With the Electoral College in place, Florida was dispositive. The popular vote margin in four other states was less than half a percent, and Gore won all four of them: Iowa, New Mexico, Oregon, and Wisconsin. But their total electoral vote was 30 – had Gore won Florida, Bush would have had to win three of the other four to win the election. That result was so improbable that the Bush campaign didn’t even challenge the result in any of those four states.
Without the Electoral College, the Bush campaign would have needed to find a half-million popular votes, but it could have tried to get them in any state or combination of states. In other words, a close popular vote, without the buffer of the Electoral College, would invite court challenges to all 51 vote totals. It would invite whatever partisan is in charge of vote-counting in every state to play games with the totals. Every Katherine Harris wannabe from Alabama to Wyoming would be tempted to conjure up a few more Republican votes; and every anti-Katherine Harris from California to Wisconsin would be tempted to plump up the Democratic vote total. The resulting litigation would be a nightmare to everyone but lawyers who bill by the hour.
So I’ve come up with a different solution: keep the Electoral College, but make it more democratic.
The constitution intentionally weighted the Electoral College in favor of small states. Each state has electoral votes equal to its total number of Representatives and Senators. Representatives are assigned to states based on population, but Senators are not – California, with more than 37 million people, has the same number of Senators as Wyoming, with less than 600,000. This gives small state voters a disproportionate say in the electoral vote, violating my premise that all votes should carry equal weight.
So let’s say we kept the Electoral College, but awarded votes based on the states’ Representatives alone, not Senators. Instead of 538 electoral votes, there would be 436.
Of course this would not completely eliminate voter disproportion, because Representatives are allocated among the states by rounding off. The rounding has somewhat unexpected political effects. For instance, the most over-represented state in the House of Representatives is deep blue Rhode Island, which has two Representatives – one for every 526,000 Rhode Islanders. The most under-represented state is medium-red Montana, which has one Representative for its population of 990,000.

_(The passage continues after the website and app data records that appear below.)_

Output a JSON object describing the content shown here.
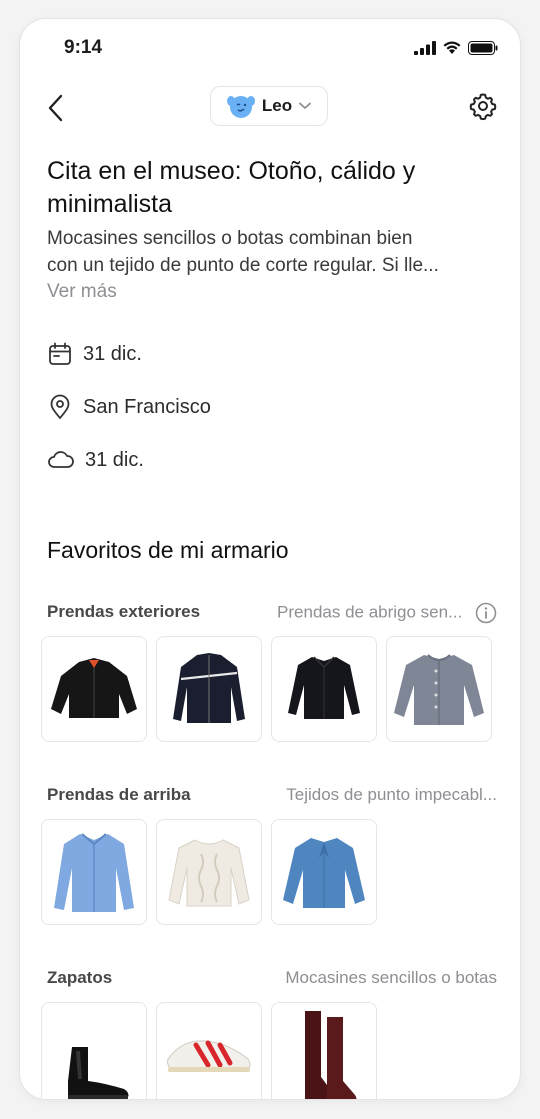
{
  "status_bar": {
    "time": "9:14"
  },
  "header": {
    "profile_name": "Leo"
  },
  "outfit": {
    "title": "Cita en el museo: Otoño, cálido y minimalista",
    "description_lines": [
      "Mocasines sencillos o botas combinan bien",
      "con un tejido de punto de corte regular. Si lle..."
    ],
    "see_more": "Ver más",
    "date": "31 dic.",
    "location": "San Francisco",
    "weather": "31 dic."
  },
  "wardrobe": {
    "title": "Favoritos de mi armario",
    "categories": [
      {
        "name": "Prendas exteriores",
        "note": "Prendas de abrigo sen...",
        "items": [
          "black-bomber-jacket",
          "black-track-jacket",
          "black-shirt-jacket",
          "grey-knit-cardigan"
        ]
      },
      {
        "name": "Prendas de arriba",
        "note": "Tejidos de punto impecabl...",
        "items": [
          "blue-oversized-shirt",
          "cream-cable-knit-sweater",
          "blue-tie-neck-blouse"
        ]
      },
      {
        "name": "Zapatos",
        "note": "Mocasines sencillos o botas",
        "items": [
          "black-chelsea-boots",
          "red-white-running-sneakers",
          "burgundy-knee-high-boots"
        ]
      }
    ]
  },
  "colors": {
    "accent_avatar": "#6ab0f5",
    "muted_text": "#8e8e93"
  }
}
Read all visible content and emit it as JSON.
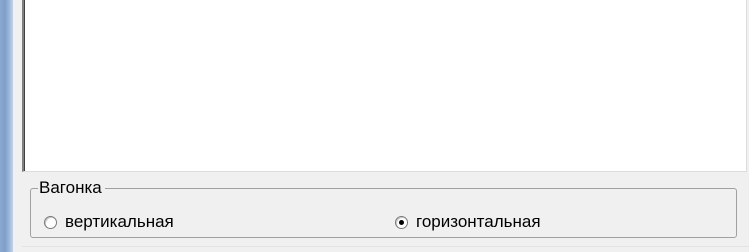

Still, allotting electors by counting Representatives is a lot more democratic than the current system. And using only Representatives might encourage states to award their electoral votes by Congressional district, as only Nebraska and Maine do now, instead of winner-take-all – and that would be even more democratic.
Here’s the best part: if my more democratic Electoral College had been in place in 2000, Al Gore would have won even after losing Florida. Instead of 271-266 for Bush, the electoral vote would have been 224-211 for Gore. This is because smaller states tend to go Republican, Rhode Island and Delaware (and D.C.) notwithstanding, and larger states tend to go Democratic, Texas notwithstanding. In 2012, Romney won only two states with more than 15 electoral votes – Texas (38) and Georgia (16). Obama won seven of them – California (55), Florida and New York (29 each), Illinois and Pennsylvania (20 each), Ohio (18) and Michigan (16). On average, Obama’s states (including D.C.) cast 12.3 electoral votes; Romney’s cast 8.6.
Of course, the problem with my proposal is the same as the problem with the proposal to abolish the Electoral College altogether – it almost certainly can’t win the approval of two-thirds of the Senate, or three-quarters of the states. But it’s a nice thought.